Despite being their 7th selection, the left handed Nicolino was taken in the 2nd round and, much like Syndergaard, was overshadowed by the bigger names in the top of Toronto's draft. As the 4th highschool pitcher drafted by the Blue Jays in 2010, Nicolino was a continuation of General Manager Alex Anthopolous' apparent goal of targeting high upside talent, regardless of the risk involved. As mentioned, Nicolino's overslot signing bonus was held back by Bud Selig and the Commissioners Office, making 2010 a lost year professionally.
Unlike Syndergaard, Justin Nicolino has an extremely wirey frame, standing 6 foot 3 and weighing only 160 lbs. Shockingly, that weight is a dramatic improvement upon his weight of 145 lbs in his highschool years, during which he he had trouble sitting in the mid 80's. Now slightly heavier, Nicholino works his fastball between 88 and 92 mph, and has the ability to paint the bottom corners. Nicolino features two offspeed pitches -- a high 70's changeup and a low 70's curveball. Unlike many highschool pitchers, Nicolino throws both offspeed pitches frequently, which is likely a big factor in his early professional success. His arm action is a little inconsistent between his fastball and changeup, but the delivery is relatively smooth for a pitcher of his age and development stage. Nicolino's greatest strengths may be his command and pitching IQ, both of which he developed while working with a below average repetoire. As his arsenal continues to improve while he matures physically, those tools should further accentuate his pure stuff, and may allow him to pitch above his natural ability.

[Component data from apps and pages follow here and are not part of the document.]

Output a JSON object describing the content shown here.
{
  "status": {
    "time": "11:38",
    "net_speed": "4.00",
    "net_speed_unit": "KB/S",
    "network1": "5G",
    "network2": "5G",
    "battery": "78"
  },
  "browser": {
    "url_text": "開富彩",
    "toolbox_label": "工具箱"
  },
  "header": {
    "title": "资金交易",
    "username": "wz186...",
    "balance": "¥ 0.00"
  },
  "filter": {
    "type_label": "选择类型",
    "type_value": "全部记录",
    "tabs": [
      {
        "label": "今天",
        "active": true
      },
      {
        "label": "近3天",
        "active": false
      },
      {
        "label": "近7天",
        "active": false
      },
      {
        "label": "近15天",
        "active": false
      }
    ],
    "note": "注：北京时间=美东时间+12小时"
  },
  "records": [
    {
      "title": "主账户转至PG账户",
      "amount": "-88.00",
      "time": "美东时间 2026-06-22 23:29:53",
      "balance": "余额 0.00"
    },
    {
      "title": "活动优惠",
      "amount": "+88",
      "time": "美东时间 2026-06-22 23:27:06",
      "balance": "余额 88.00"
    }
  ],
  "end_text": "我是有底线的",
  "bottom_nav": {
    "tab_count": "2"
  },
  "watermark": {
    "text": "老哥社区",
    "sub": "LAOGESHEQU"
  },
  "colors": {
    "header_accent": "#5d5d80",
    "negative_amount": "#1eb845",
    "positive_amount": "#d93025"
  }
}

Nicolino was assigned to short season Low-A, and he has been nothing short of dominant. In his 45 innings of work, he has allowed only 23 hits and 6 earned runs. He has walked 11, and struck out an outstanding 58 -- good for a 1.20 ERA, 0.76 WHIP, 5.27 K/BB, 11.60 K/9, and .151 BAA. These numbers are not floated simply by a strong outing or two either, Nicolino has been consistently dominant. In 6 of his 10 games, he allowed 1 or fewer hits. In 8 of his 10 starts, he allowed 1 or fewer walks. In 7 of his 10 starters, he struck out 5 batters or more (which is particularly impressive given his game limit of 5 innings per start). All of this translates into one of the most dominant stretches by any pitcher in the Blue Jays farm system in recent memory.

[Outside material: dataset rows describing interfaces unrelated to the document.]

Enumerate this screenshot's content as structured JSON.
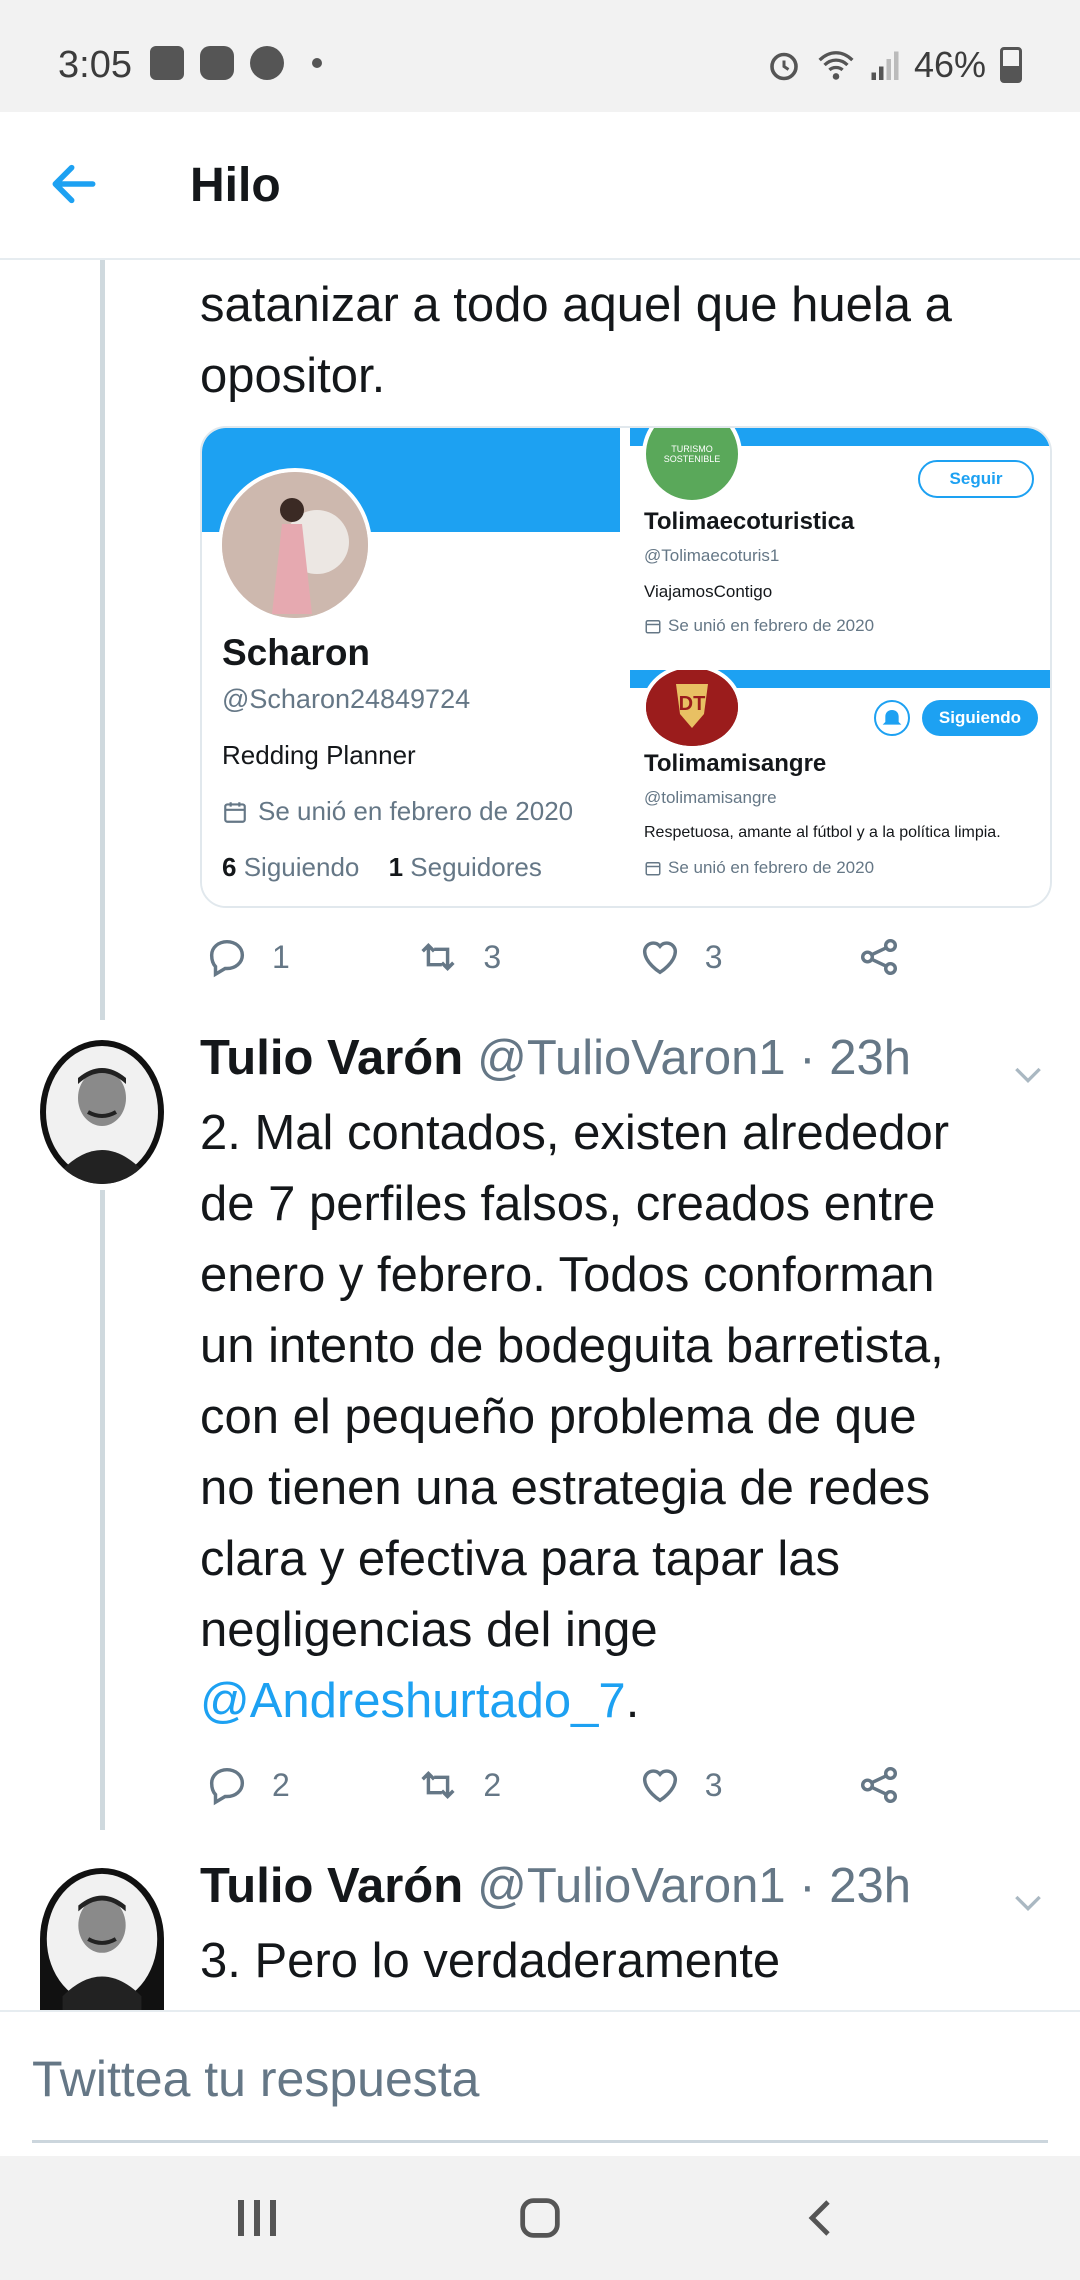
{
  "status_bar": {
    "time": "3:05",
    "battery": "46%",
    "icons_left": [
      "gallery-icon",
      "youtube-icon",
      "facebook-icon",
      "dot-icon"
    ],
    "icons_right": [
      "alarm-icon",
      "wifi-icon",
      "signal-icon",
      "battery-icon"
    ]
  },
  "header": {
    "title": "Hilo",
    "back_icon": "arrow-left-icon"
  },
  "tweet1": {
    "text_line1": "satanizar a todo aquel que huela a",
    "text_line2": "opositor.",
    "media": {
      "main": {
        "name": "Scharon",
        "handle": "@Scharon24849724",
        "bio": "Redding Planner",
        "joined": "Se unió en febrero de 2020",
        "following_count": "6",
        "following_label": "Siguiendo",
        "followers_count": "1",
        "followers_label": "Seguidores"
      },
      "card2": {
        "name": "Tolimaecoturistica",
        "handle": "@Tolimaecoturis1",
        "bio": "ViajamosContigo",
        "joined": "Se unió en febrero de 2020",
        "button": "Seguir",
        "avatar_text": "TURISMO SOSTENIBLE"
      },
      "card3": {
        "name": "Tolimamisangre",
        "handle": "@tolimamisangre",
        "bio": "Respetuosa, amante al fútbol y a la política limpia.",
        "joined": "Se unió en febrero de 2020",
        "button": "Siguiendo"
      }
    },
    "actions": {
      "replies": "1",
      "retweets": "3",
      "likes": "3"
    }
  },
  "tweet2": {
    "name": "Tulio Varón",
    "handle": "@TulioVaron1 · 23h",
    "lines": [
      "2. Mal contados, existen alrededor",
      "de 7 perfiles falsos, creados entre",
      "enero y febrero. Todos conforman",
      "un intento de bodeguita barretista,",
      "con el pequeño problema de que",
      "no tienen una estrategia de redes",
      "clara y efectiva para tapar las",
      "negligencias del inge"
    ],
    "mention": "@Andreshurtado_7",
    "mention_suffix": ".",
    "actions": {
      "replies": "2",
      "retweets": "2",
      "likes": "3"
    }
  },
  "tweet3": {
    "name": "Tulio Varón",
    "handle": "@TulioVaron1 · 23h",
    "line1": "3. Pero lo verdaderamente"
  },
  "reply": {
    "placeholder": "Twittea tu respuesta"
  },
  "colors": {
    "accent": "#1da1f2",
    "text": "#14171a",
    "muted": "#657786"
  }
}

While both pitchers are years away from sniffing the Toronto rotation, they are most certainly two arms who deserve more attention than they have been getting. Toronto's prospect rankings are going to see a dramatic facelift entering 2012 due to promotions (Lawrie, Drabek, Arencibia), trades (Stewart), struggles (Perez, Wojciechowski) and surges (d'Arnaud, Alvarez, Marisnick, Hutchison, etc), which could allow prospects like Syndergaard and Nicolino to sneak into the 2012 top 15 and truly make a name for themselves.